-- Materials provided --
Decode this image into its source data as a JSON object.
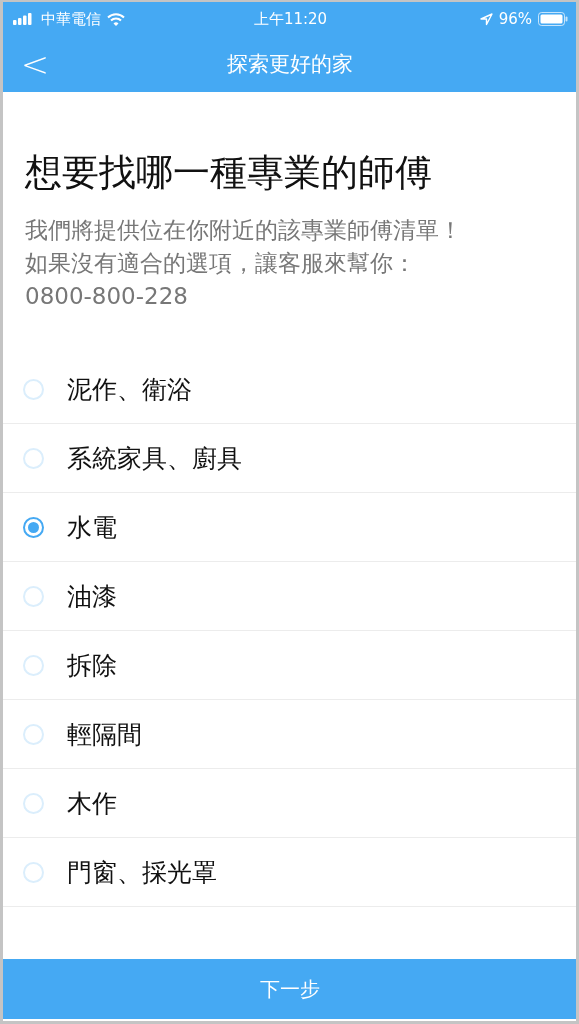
{
  "status_bar": {
    "carrier": "中華電信",
    "time": "上午11:20",
    "battery": "96%"
  },
  "nav": {
    "back": "<",
    "title": "探索更好的家"
  },
  "heading": "想要找哪一種專業的師傅",
  "description": [
    "我們將提供位在你附近的該專業師傅清單！",
    "如果沒有適合的選項，讓客服來幫你：",
    "0800-800-228"
  ],
  "options": [
    {
      "label": "泥作、衛浴",
      "selected": false
    },
    {
      "label": "系統家具、廚具",
      "selected": false
    },
    {
      "label": "水電",
      "selected": true
    },
    {
      "label": "油漆",
      "selected": false
    },
    {
      "label": "拆除",
      "selected": false
    },
    {
      "label": "輕隔間",
      "selected": false
    },
    {
      "label": "木作",
      "selected": false
    },
    {
      "label": "門窗、採光罩",
      "selected": false
    }
  ],
  "next_button": "下一步"
}
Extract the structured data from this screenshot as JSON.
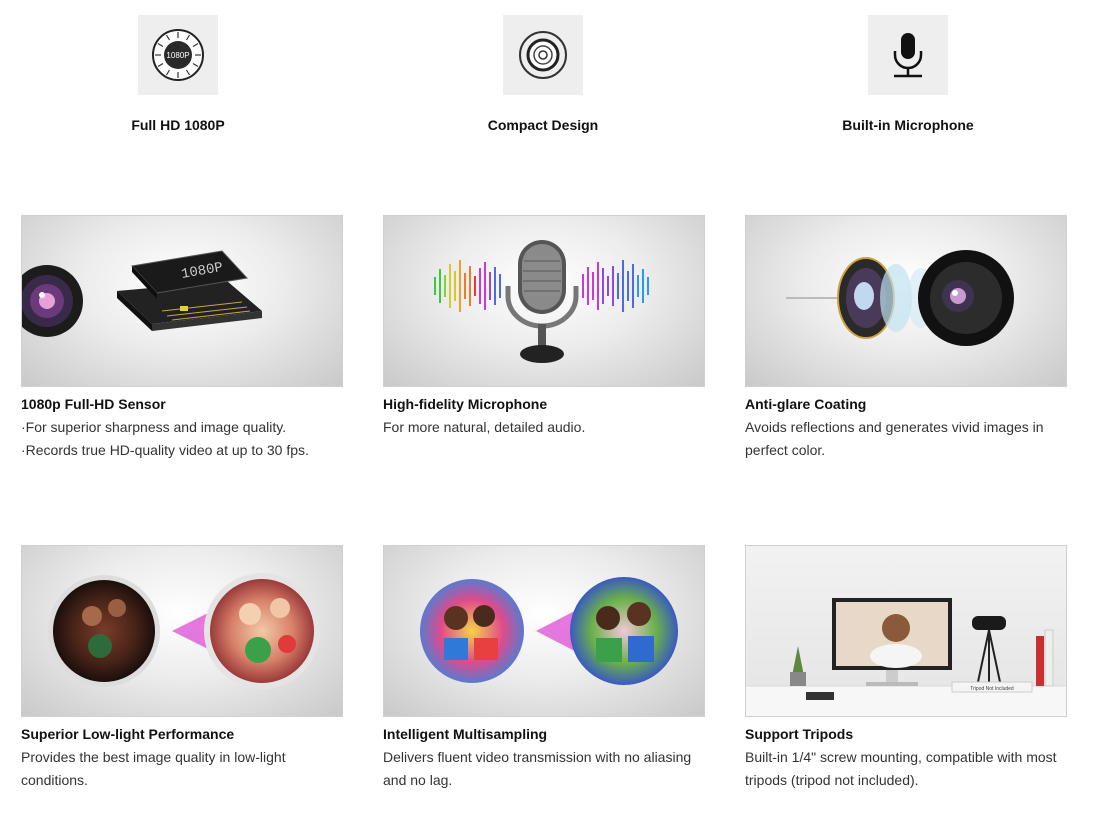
{
  "features": [
    {
      "label": "Full HD 1080P",
      "icon": "hd-1080p-icon",
      "icon_text": "1080P"
    },
    {
      "label": "Compact Design",
      "icon": "lens-icon"
    },
    {
      "label": "Built-in Microphone",
      "icon": "microphone-icon"
    }
  ],
  "cards": [
    {
      "title": "1080p Full-HD Sensor",
      "desc": "·For superior sharpness and image quality.\n·Records true HD-quality video at up to 30 fps.",
      "image": "sensor-chip-image",
      "chip_text": "1080P"
    },
    {
      "title": "High-fidelity Microphone",
      "desc": "For more natural, detailed audio.",
      "image": "microphone-soundwave-image"
    },
    {
      "title": "Anti-glare Coating",
      "desc": "Avoids reflections and generates vivid images in\nperfect color.",
      "image": "lens-coating-image"
    },
    {
      "title": "Superior Low-light Performance",
      "desc": "Provides the best image quality in low-light\nconditions.",
      "image": "low-light-comparison-image"
    },
    {
      "title": "Intelligent Multisampling",
      "desc": "Delivers fluent video transmission with no aliasing\nand no lag.",
      "image": "multisampling-comparison-image"
    },
    {
      "title": "Support Tripods",
      "desc": "Built-in 1/4\" screw mounting, compatible with most\ntripods (tripod not included).",
      "image": "tripod-desk-image",
      "box_text": "Tripod Not Included"
    }
  ],
  "colors": {
    "icon_bg": "#eeeeee",
    "card_border": "#cfcfcf",
    "accent_magenta": "#e040d0"
  }
}
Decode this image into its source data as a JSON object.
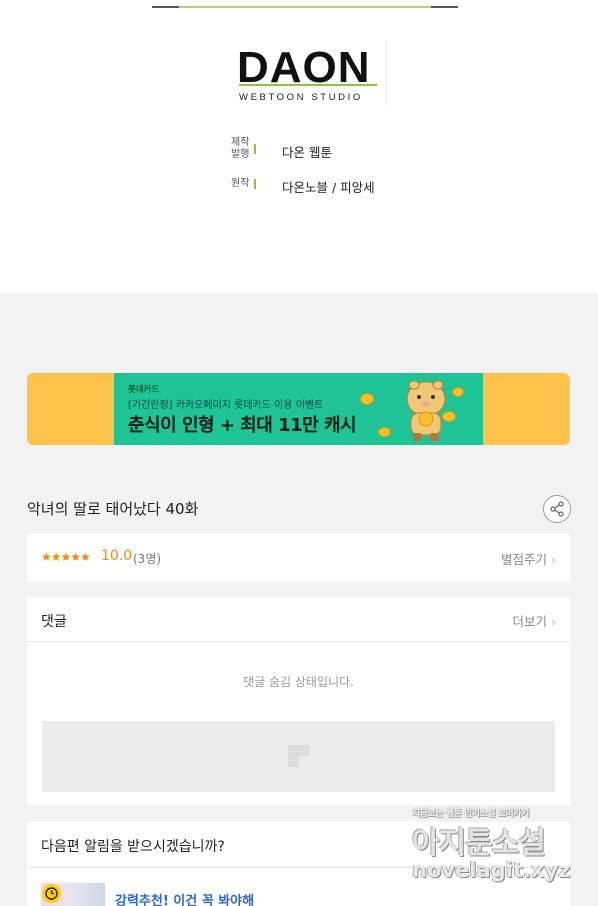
{
  "credits_header": {
    "logo": {
      "main": "DAON",
      "sub": "WEBTOON STUDIO"
    },
    "production_label": "제작\n발행",
    "production_value": "다온 웹툰",
    "original_label": "원작",
    "original_value": "다온노블 / 피앙세"
  },
  "banner": {
    "brand": "롯데카드",
    "subtitle": "[기간한정] 카카오페이지 롯데카드 이용 이벤트",
    "title": "춘식이 인형 + 최대 11만 캐시",
    "colors": {
      "outer": "#ffc24a",
      "inner": "#1fc496"
    }
  },
  "episode": {
    "title": "악녀의 딸로 태어났다 40화",
    "share_icon": "share-icon"
  },
  "rating": {
    "stars": "★★★★★",
    "score": "10.0",
    "count": "(3명)",
    "rate_link": "별점주기"
  },
  "comments": {
    "header": "댓글",
    "more": "더보기",
    "hidden_message": "댓글 숨김 상태입니다."
  },
  "notify": {
    "question": "다음편 알림을 받으시겠습니까?",
    "recommend_title": "강력추천! 이건 꼭 봐야해"
  },
  "watermark": {
    "tagline": "지금보는 웹툰 인기소설 보러가기",
    "name": "아지툰소설",
    "url": "novelagit.xyz"
  }
}
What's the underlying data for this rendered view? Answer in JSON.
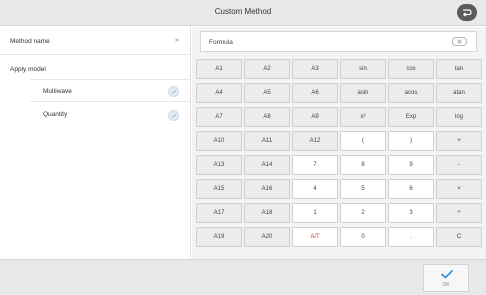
{
  "header": {
    "title": "Custom Method",
    "back_icon": "back-return-icon"
  },
  "left": {
    "method_name": "Method name",
    "apply_model": "Apply model",
    "options": [
      {
        "label": "Multiwave",
        "icon": "radio-check-icon"
      },
      {
        "label": "Quantity",
        "icon": "radio-check-icon"
      }
    ],
    "arrow": "»"
  },
  "formula": {
    "label": "Formula",
    "clear_icon": "clear-icon"
  },
  "keypad": {
    "rows": [
      [
        "A1",
        "A2",
        "A3",
        "sin",
        "cos",
        "tan"
      ],
      [
        "A4",
        "A5",
        "A6",
        "asin",
        "acos",
        "atan"
      ],
      [
        "A7",
        "A8",
        "A9",
        "x²",
        "Exp",
        "log"
      ],
      [
        "A10",
        "A11",
        "A12",
        "(",
        ")",
        "+"
      ],
      [
        "A13",
        "A14",
        "7",
        "8",
        "9",
        "-"
      ],
      [
        "A15",
        "A16",
        "4",
        "5",
        "6",
        "×"
      ],
      [
        "A17",
        "A18",
        "1",
        "2",
        "3",
        "÷"
      ],
      [
        "A19",
        "A20",
        "A/T",
        "0",
        ".",
        "C"
      ]
    ],
    "accent_color": "#d23b3b"
  },
  "footer": {
    "ok_label": "OK",
    "ok_icon": "checkmark-icon",
    "ok_color": "#2f8fd8"
  }
}
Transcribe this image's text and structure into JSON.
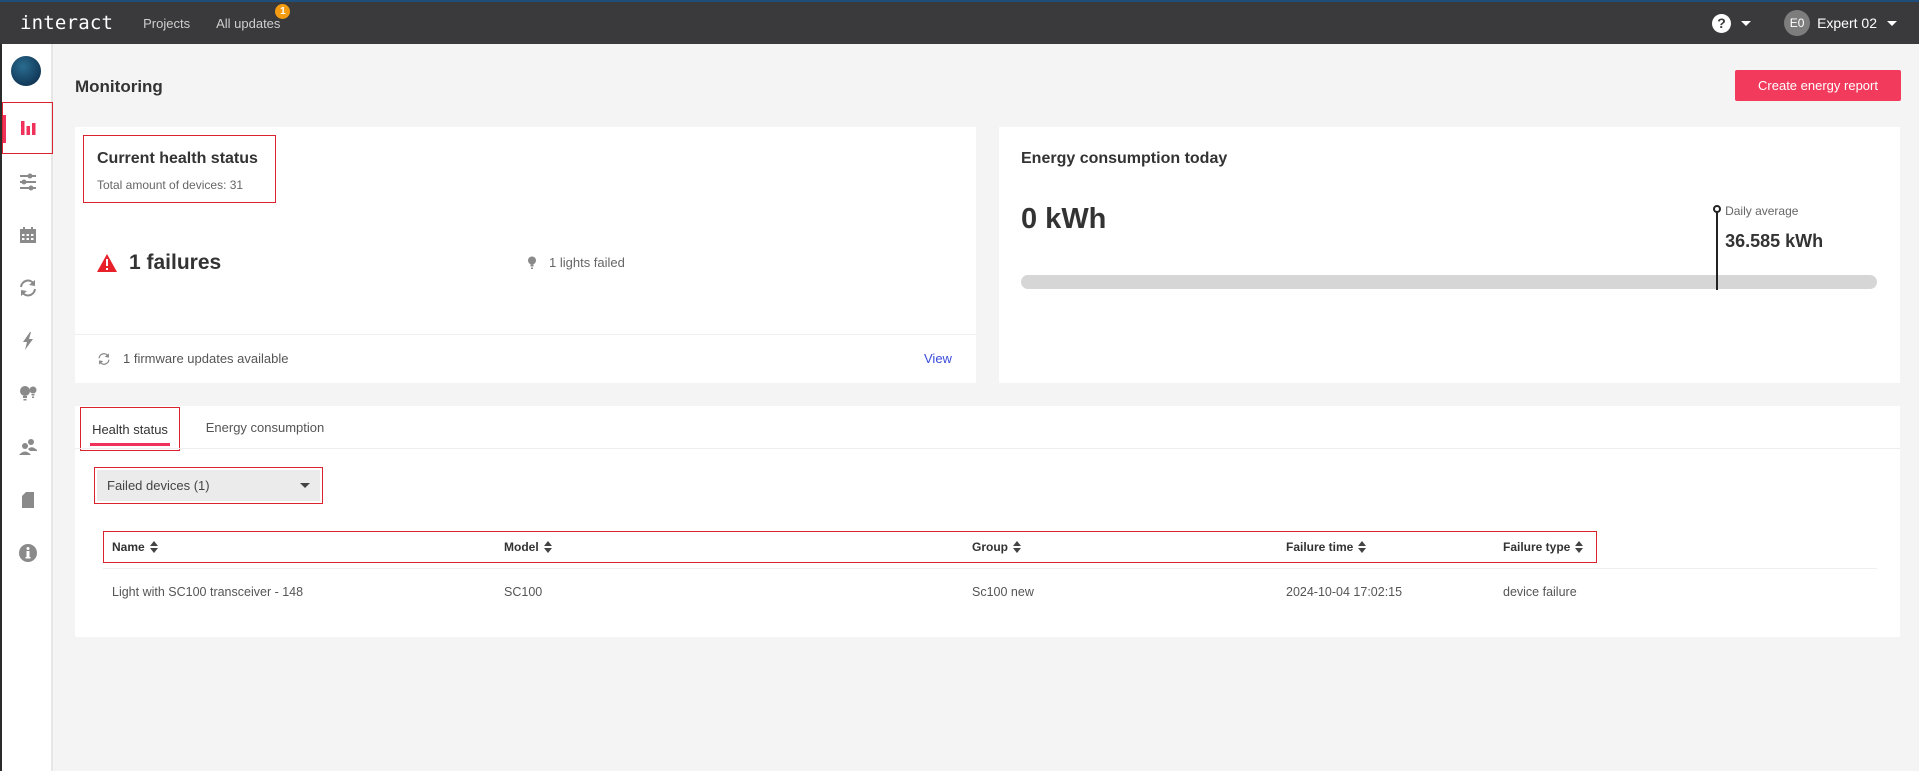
{
  "topbar": {
    "logo": "interact",
    "nav": [
      {
        "label": "Projects"
      },
      {
        "label": "All updates",
        "badge": "1"
      }
    ],
    "help_icon": "question-circle-icon",
    "user": {
      "initials": "E0",
      "name": "Expert 02"
    }
  },
  "sidebar": {
    "items": [
      {
        "name": "monitoring",
        "icon": "bar-chart-icon",
        "active": true
      },
      {
        "name": "controls",
        "icon": "sliders-icon"
      },
      {
        "name": "schedules",
        "icon": "calendar-icon"
      },
      {
        "name": "updates",
        "icon": "refresh-icon"
      },
      {
        "name": "energy",
        "icon": "lightning-icon"
      },
      {
        "name": "lights",
        "icon": "bulbs-icon"
      },
      {
        "name": "users",
        "icon": "users-icon"
      },
      {
        "name": "documents",
        "icon": "document-icon"
      },
      {
        "name": "info",
        "icon": "info-icon"
      }
    ],
    "colors": {
      "active": "#f0325a",
      "inactive": "#8a8a8a"
    }
  },
  "page": {
    "title": "Monitoring",
    "create_report_label": "Create energy report"
  },
  "health": {
    "title": "Current health status",
    "subtitle": "Total amount of devices: 31",
    "failures": "1 failures",
    "lights_failed": "1 lights failed",
    "firmware": "1 firmware updates available",
    "view_label": "View"
  },
  "energy": {
    "title": "Energy consumption today",
    "value": "0 kWh",
    "today_kwh": 0,
    "daily_average_label": "Daily average",
    "daily_average_value": "36.585 kWh",
    "daily_average_fraction_of_bar": 0.812
  },
  "tabs": [
    {
      "label": "Health status",
      "active": true
    },
    {
      "label": "Energy consumption"
    }
  ],
  "filter": {
    "selected": "Failed devices (1)"
  },
  "table": {
    "columns": [
      "Name",
      "Model",
      "Group",
      "Failure time",
      "Failure type"
    ],
    "rows": [
      [
        "Light with SC100 transceiver - 148",
        "SC100",
        "Sc100 new",
        "2024-10-04 17:02:15",
        "device failure"
      ]
    ]
  },
  "colors": {
    "accent": "#f23a5d",
    "topbar": "#3a393b",
    "link": "#3b4bdb",
    "badge": "#f39c12",
    "warning": "#e8202a"
  }
}
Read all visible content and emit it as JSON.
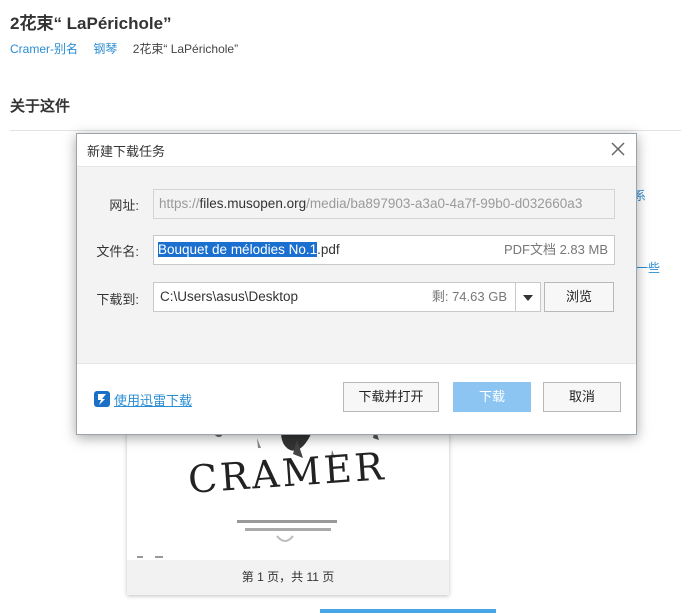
{
  "page": {
    "title": "2花束“ LaPérichole”",
    "breadcrumb": [
      "Cramer-别名",
      "钢琴",
      "2花束“ LaPérichole”"
    ],
    "section_title": "关于这件",
    "side_links": [
      "系",
      "一些"
    ]
  },
  "preview": {
    "sheet_title": "CRAMER",
    "page_info": "第 1 页，共 11 页"
  },
  "dialog": {
    "title": "新建下载任务",
    "url": {
      "label": "网址:",
      "prefix": "https://",
      "host": "files.musopen.org",
      "path": "/media/ba897903-a3a0-4a7f-99b0-d032660a3"
    },
    "filename": {
      "label": "文件名:",
      "name_selected": "Bouquet de mélodies No.1",
      "extension": ".pdf",
      "meta": "PDF文档 2.83 MB"
    },
    "save_to": {
      "label": "下载到:",
      "path": "C:\\Users\\asus\\Desktop",
      "free_space": "剩: 74.63 GB",
      "browse_label": "浏览"
    },
    "xunlei_link": "使用迅雷下载",
    "buttons": {
      "download_open": "下载并打开",
      "download": "下载",
      "cancel": "取消"
    }
  },
  "colors": {
    "link": "#2a8dd4",
    "primary_button": "#8cc5f2",
    "selection": "#1a6fcf"
  }
}
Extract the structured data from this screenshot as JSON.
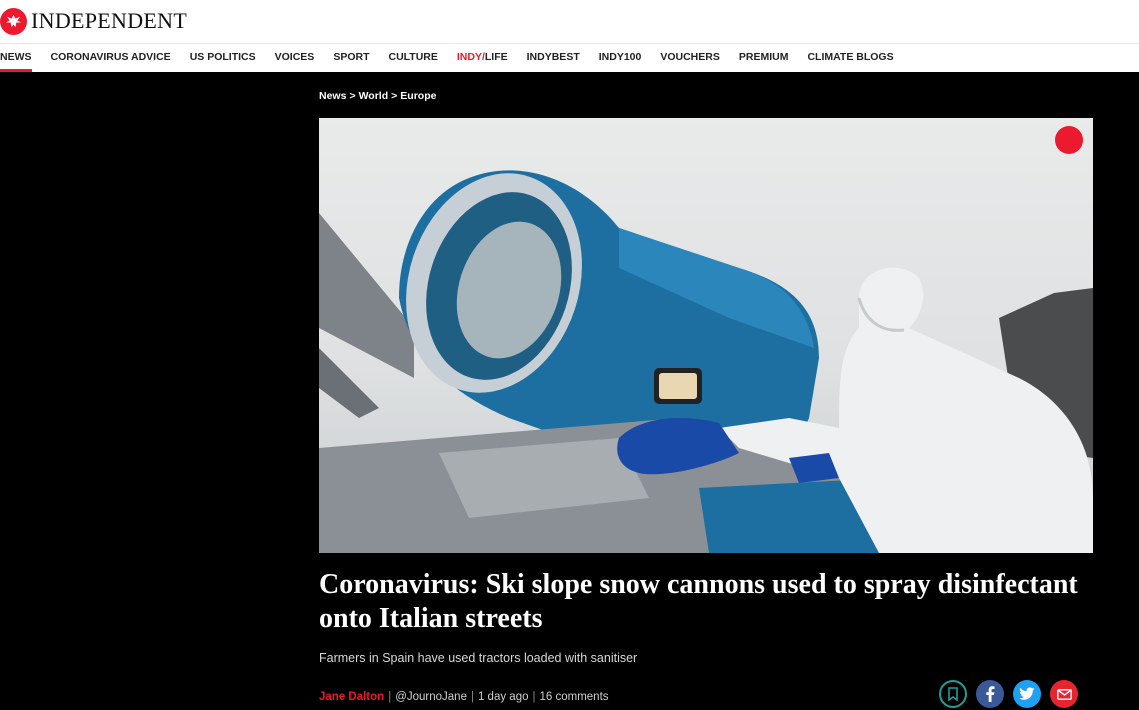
{
  "header": {
    "brand_name": "INDEPENDENT",
    "brand_color": "#ec1a2e",
    "logo_icon": "eagle-logo-icon"
  },
  "nav": {
    "items": [
      {
        "label": "NEWS",
        "active": true
      },
      {
        "label": "CORONAVIRUS ADVICE"
      },
      {
        "label": "US POLITICS"
      },
      {
        "label": "VOICES"
      },
      {
        "label": "SPORT"
      },
      {
        "label": "CULTURE"
      },
      {
        "label_prefix": "INDY",
        "label_slash": "/",
        "label_suffix": "LIFE"
      },
      {
        "label": "INDYBEST"
      },
      {
        "label": "INDY100"
      },
      {
        "label": "VOUCHERS"
      },
      {
        "label": "PREMIUM"
      },
      {
        "label": "CLIMATE BLOGS"
      }
    ]
  },
  "breadcrumb": {
    "items": [
      "News",
      "World",
      "Europe"
    ],
    "separator": ">"
  },
  "article": {
    "headline": "Coronavirus: Ski slope snow cannons used to spray disinfectant onto Italian streets",
    "standfirst": "Farmers in Spain have used tractors loaded with sanitiser",
    "author": "Jane Dalton",
    "handle": "@JournoJane",
    "published": "1 day ago",
    "comments": "16 comments"
  },
  "share": {
    "icons": [
      "bookmark-icon",
      "facebook-icon",
      "twitter-icon",
      "email-icon"
    ],
    "colors": {
      "bookmark": "#1e9e9a",
      "facebook": "#3b5998",
      "twitter": "#1da1f2",
      "email": "#e6262e"
    }
  }
}
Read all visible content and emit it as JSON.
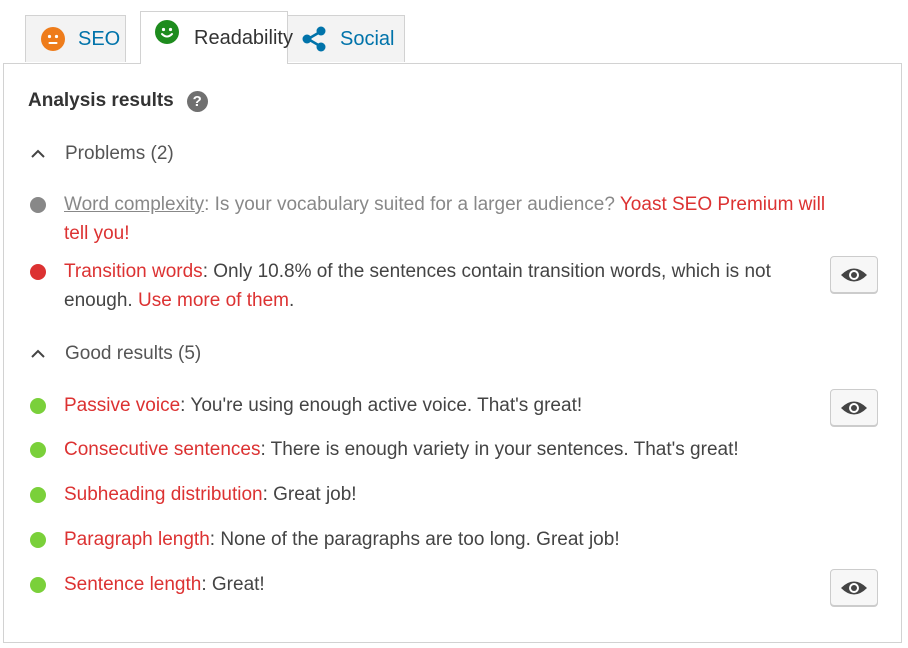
{
  "tabs": [
    {
      "label": "SEO",
      "icon": "neutral-face-icon",
      "color": "#ee7c1b"
    },
    {
      "label": "Readability",
      "icon": "smiley-face-icon",
      "color": "#1e8c1e",
      "active": true
    },
    {
      "label": "Social",
      "icon": "share-icon",
      "color": "#0073aa"
    }
  ],
  "panel": {
    "heading": "Analysis results",
    "help_icon_glyph": "?",
    "problems": {
      "label": "Problems (2)",
      "items": [
        {
          "name": "Word complexity",
          "text": ": Is your vocabulary suited for a larger audience? ",
          "link": "Yoast SEO Premium will tell you!",
          "bullet_color": "#888888"
        },
        {
          "name": "Transition words",
          "text": ": Only 10.8% of the sentences contain transition words, which is not enough. ",
          "link": "Use more of them",
          "suffix": ".",
          "bullet_color": "#dc3232"
        }
      ]
    },
    "good": {
      "label": "Good results (5)",
      "items": [
        {
          "name": "Passive voice",
          "text": ": You're using enough active voice. That's great!",
          "bullet_color": "#7ad03a"
        },
        {
          "name": "Consecutive sentences",
          "text": ": There is enough variety in your sentences. That's great!",
          "bullet_color": "#7ad03a"
        },
        {
          "name": "Subheading distribution",
          "text": ": Great job!",
          "bullet_color": "#7ad03a"
        },
        {
          "name": "Paragraph length",
          "text": ": None of the paragraphs are too long. Great job!",
          "bullet_color": "#7ad03a"
        },
        {
          "name": "Sentence length",
          "text": ": Great!",
          "bullet_color": "#7ad03a"
        }
      ]
    }
  }
}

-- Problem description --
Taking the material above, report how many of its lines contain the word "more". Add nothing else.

-- Reply to the exercise --
3